[Start of section]

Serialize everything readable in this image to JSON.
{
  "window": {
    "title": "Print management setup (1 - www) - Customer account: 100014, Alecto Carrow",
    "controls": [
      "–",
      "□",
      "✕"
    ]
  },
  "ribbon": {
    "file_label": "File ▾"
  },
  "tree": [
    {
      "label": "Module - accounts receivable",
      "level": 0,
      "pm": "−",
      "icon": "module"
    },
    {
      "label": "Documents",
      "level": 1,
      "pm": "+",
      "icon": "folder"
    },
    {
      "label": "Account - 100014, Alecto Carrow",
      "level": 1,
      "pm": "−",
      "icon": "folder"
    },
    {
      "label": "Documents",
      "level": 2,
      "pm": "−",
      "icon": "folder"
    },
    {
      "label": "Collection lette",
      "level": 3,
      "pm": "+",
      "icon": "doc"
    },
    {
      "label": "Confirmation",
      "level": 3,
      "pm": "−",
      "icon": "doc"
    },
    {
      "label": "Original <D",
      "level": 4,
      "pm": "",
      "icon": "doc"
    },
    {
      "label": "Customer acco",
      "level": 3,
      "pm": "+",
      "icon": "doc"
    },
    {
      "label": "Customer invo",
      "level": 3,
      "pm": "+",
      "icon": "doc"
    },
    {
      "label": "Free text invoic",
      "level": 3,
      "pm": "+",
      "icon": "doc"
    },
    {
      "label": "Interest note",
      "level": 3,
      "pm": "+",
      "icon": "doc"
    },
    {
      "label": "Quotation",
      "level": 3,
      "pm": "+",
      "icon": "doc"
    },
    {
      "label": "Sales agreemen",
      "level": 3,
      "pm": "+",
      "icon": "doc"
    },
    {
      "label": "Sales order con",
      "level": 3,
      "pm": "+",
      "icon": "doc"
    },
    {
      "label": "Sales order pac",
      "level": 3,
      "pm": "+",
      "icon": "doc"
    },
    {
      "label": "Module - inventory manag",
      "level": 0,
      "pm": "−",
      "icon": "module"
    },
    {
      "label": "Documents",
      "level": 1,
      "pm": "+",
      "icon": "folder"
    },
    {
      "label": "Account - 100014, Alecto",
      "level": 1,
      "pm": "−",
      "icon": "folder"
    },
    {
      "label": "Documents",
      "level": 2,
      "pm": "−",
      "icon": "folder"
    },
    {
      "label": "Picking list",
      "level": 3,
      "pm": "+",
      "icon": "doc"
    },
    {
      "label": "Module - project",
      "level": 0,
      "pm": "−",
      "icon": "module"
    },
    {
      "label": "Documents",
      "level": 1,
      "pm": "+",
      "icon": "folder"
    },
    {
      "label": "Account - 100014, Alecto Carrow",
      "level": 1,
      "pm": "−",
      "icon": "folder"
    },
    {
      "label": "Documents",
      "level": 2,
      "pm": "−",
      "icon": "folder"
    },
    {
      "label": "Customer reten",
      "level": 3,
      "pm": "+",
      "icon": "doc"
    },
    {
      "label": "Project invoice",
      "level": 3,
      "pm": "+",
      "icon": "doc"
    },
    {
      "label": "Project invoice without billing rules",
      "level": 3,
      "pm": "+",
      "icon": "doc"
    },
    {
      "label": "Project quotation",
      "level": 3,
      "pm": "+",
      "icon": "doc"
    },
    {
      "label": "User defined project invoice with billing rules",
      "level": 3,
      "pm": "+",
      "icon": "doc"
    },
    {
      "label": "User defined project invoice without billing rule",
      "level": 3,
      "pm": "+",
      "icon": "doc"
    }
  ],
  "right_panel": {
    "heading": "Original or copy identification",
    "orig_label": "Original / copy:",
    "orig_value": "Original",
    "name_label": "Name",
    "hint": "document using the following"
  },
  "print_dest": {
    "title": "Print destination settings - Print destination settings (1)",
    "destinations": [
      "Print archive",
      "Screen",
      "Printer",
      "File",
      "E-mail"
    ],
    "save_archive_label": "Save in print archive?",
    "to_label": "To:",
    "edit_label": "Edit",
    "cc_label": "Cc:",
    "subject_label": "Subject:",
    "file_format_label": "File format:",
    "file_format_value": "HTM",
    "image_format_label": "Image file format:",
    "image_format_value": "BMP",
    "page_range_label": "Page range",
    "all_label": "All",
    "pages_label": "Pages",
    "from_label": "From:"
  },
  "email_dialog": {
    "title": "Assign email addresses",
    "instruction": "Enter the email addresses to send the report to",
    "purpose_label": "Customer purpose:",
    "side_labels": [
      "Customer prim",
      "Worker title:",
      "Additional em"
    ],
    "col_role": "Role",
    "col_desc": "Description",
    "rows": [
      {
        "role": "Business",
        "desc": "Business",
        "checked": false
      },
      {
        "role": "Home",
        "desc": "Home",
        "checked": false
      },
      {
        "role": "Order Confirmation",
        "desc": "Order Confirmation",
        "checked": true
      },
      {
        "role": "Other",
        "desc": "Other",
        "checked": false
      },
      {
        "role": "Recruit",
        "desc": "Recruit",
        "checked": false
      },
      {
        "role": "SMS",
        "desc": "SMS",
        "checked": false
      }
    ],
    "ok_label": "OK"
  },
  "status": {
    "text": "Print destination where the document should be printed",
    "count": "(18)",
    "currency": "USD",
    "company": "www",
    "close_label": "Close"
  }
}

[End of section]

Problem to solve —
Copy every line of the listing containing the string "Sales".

Response to this task —
      "label": "Sales agreemen",
      "label": "Sales order con",
      "label": "Sales order pac",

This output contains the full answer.